Terry-Fritsch honored for nurturing student’s passion for research


BOWLING GREEN, O. – Dr. Allie Terry-Fritsch, an associate professor in the Department of Art History at Bowling Green State University, received the Elliot L. Blinn Award for Faculty-Undergraduate Student Basic Research/Creative Work at the Faculty Recognition Awards April 10.

The award recognizes innovative, basic research/creative work conducted by faculty members in collaboration with undergraduate students. It is given in memory of Dr. Elliott Blinn, a professor of chemistry who devoted his career to sharing with his undergraduate students the excitement of the process of discovery by directly involving them in innovative, basic research.

Terry-Fritsch’s $2,500 award included $1,250 transferred to a department account for the continued collaborative research activities with BGSU undergraduate students, as well as a $1,250 cash prize.

Terry-Fritsch’s work with undergraduate student Shawn Lopez gained her recognition and respect from both Lopez and fellow faculty. Lopez, currently working on a bachelor’s degree in 3-Dimensional Studies, took on an independent research project with Terry-Fritsch as his mentor.

“Dr. Terry-Fritsch served as my mentor and guide during the process. Her knowledge and experience proved to be invaluable for the success of my paper and of my two resulting conference presentations,” wrote Lopez. “She inspired me to step outside my comfort zone and convinced me to continue working with concepts and words.”

BGSU’s president, Dr. Mary Ellen Mazey, noted that the Terry-Fritsch’s “work with Shawn Lopez on the mechanical monk housed at the Smithsonian and its creator, Juanelo Turriano, is an excellent example of how a faculty member can instill a passion for research in an undergraduate student.”

Terry-Fritsch believes the time and effort mentoring is well worth the effort. “I want to give back as a professor all of the special attention and mentoring that I myself received and which propelled me to excellence as a professor today.”  

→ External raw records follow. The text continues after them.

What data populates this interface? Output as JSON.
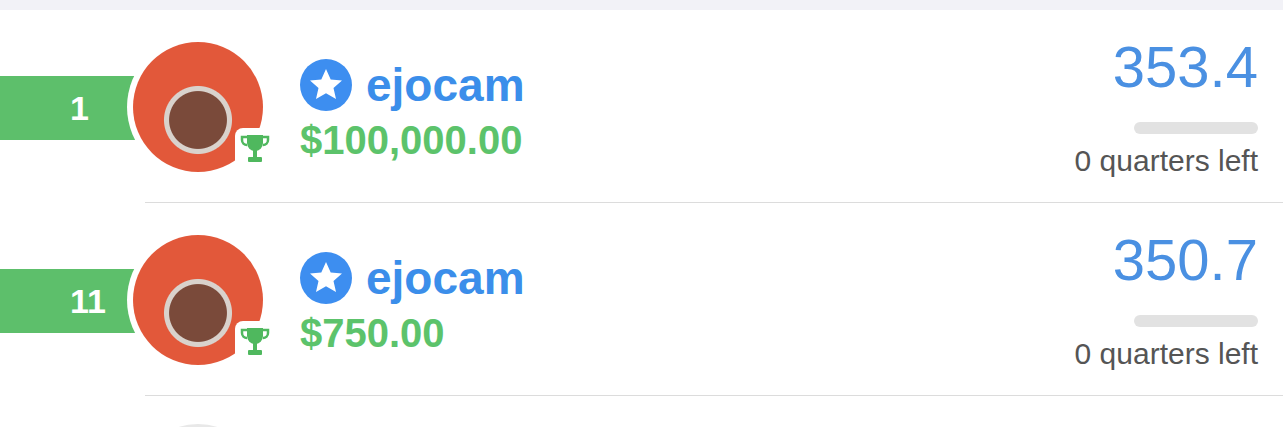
{
  "rows": [
    {
      "rank": "1",
      "name": "ejocam",
      "prize": "$100,000.00",
      "score": "353.4",
      "level": 0,
      "quarters": "0 quarters left"
    },
    {
      "rank": "11",
      "name": "ejocam",
      "prize": "$750.00",
      "score": "350.7",
      "level": 0,
      "quarters": "0 quarters left"
    }
  ]
}
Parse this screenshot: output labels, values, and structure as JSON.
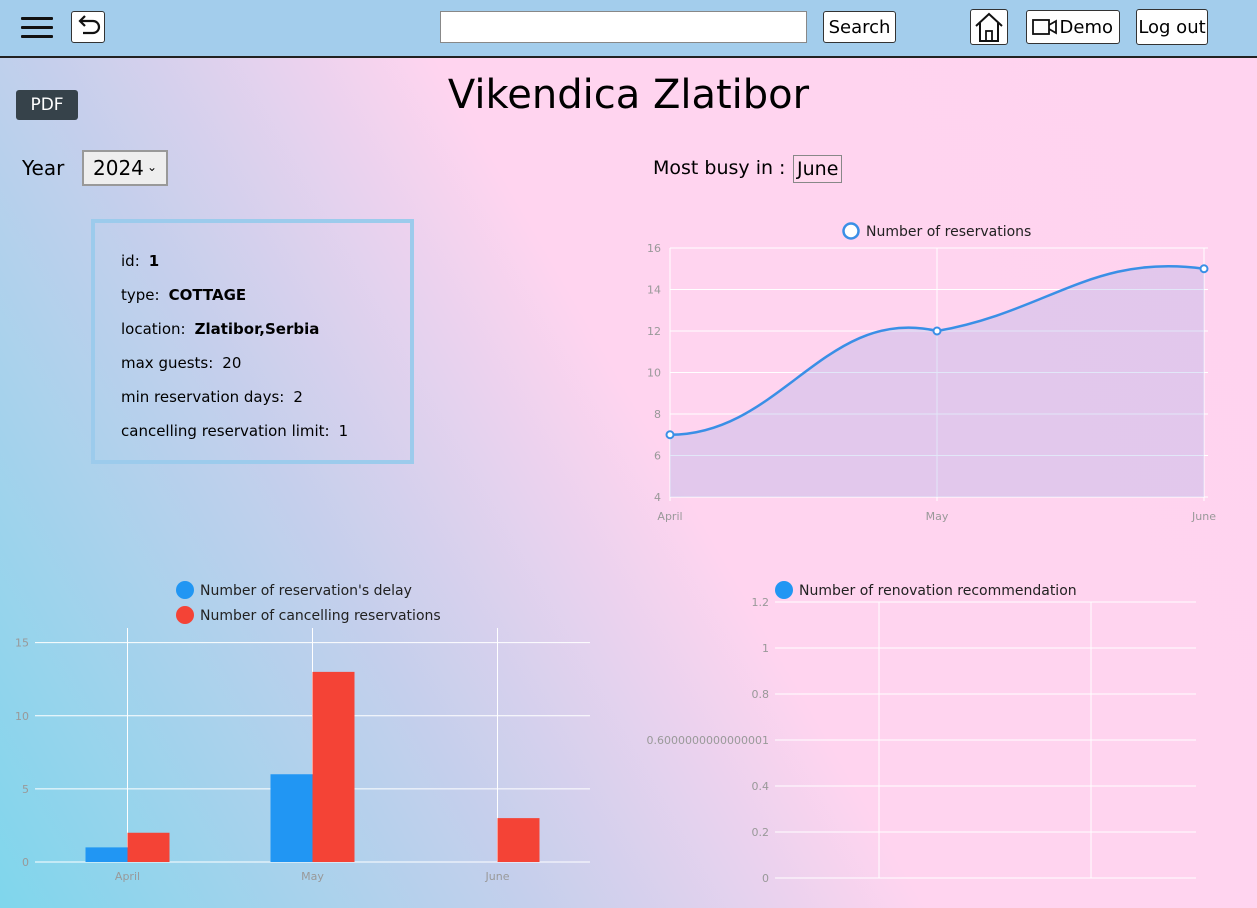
{
  "topbar": {
    "search_placeholder": "",
    "search_label": "Search",
    "demo_label": "Demo",
    "logout_label": "Log out",
    "icons": {
      "menu": "hamburger-menu-icon",
      "back": "undo-arrow-icon",
      "home": "home-icon",
      "demo": "video-camera-icon"
    }
  },
  "page": {
    "pdf_label": "PDF",
    "title": "Vikendica Zlatibor",
    "year_label": "Year",
    "year_value": "2024",
    "busy_label": "Most busy in :",
    "busy_value": "June"
  },
  "info": {
    "id_label": "id:",
    "id_value": "1",
    "type_label": "type:",
    "type_value": "COTTAGE",
    "location_label": "location:",
    "location_value": "Zlatibor,Serbia",
    "max_guests_label": "max guests:",
    "max_guests_value": "20",
    "min_days_label": "min reservation days:",
    "min_days_value": "2",
    "cancel_label": "cancelling reservation limit:",
    "cancel_value": "1"
  },
  "chart_data": [
    {
      "type": "line",
      "categories": [
        "April",
        "May",
        "June"
      ],
      "series": [
        {
          "name": "Number of reservations",
          "values": [
            7,
            12,
            15
          ],
          "color": "#3a8fe6"
        }
      ],
      "yticks": [
        "4",
        "6",
        "8",
        "10",
        "12",
        "14",
        "16"
      ],
      "ylim": [
        4,
        16
      ],
      "legend": "top-center",
      "grid": true
    },
    {
      "type": "bar",
      "categories": [
        "April",
        "May",
        "June"
      ],
      "series": [
        {
          "name": "Number of reservation's delay",
          "values": [
            1,
            6,
            0
          ],
          "color": "#2196f3"
        },
        {
          "name": "Number of cancelling reservations",
          "values": [
            2,
            13,
            3
          ],
          "color": "#f44336"
        }
      ],
      "yticks": [
        "0",
        "5",
        "10",
        "15"
      ],
      "ylim": [
        0,
        16
      ],
      "legend": "top-center",
      "grid": true
    },
    {
      "type": "bar",
      "categories": [],
      "series": [
        {
          "name": "Number of renovation recommendation",
          "values": [],
          "color": "#2196f3"
        }
      ],
      "yticks": [
        "0",
        "0.2",
        "0.4",
        "0.6000000000000001",
        "0.8",
        "1",
        "1.2"
      ],
      "ylim": [
        0,
        1.2
      ],
      "legend": "top-center",
      "grid": true
    }
  ]
}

That effort still has an impact on her students once they have left BGSU. Through correspondence with them, she often is thanked for pushing them “to new levels and for the opportunity to achieve what they did not think was possible.”

(Posted April 11, 2013 )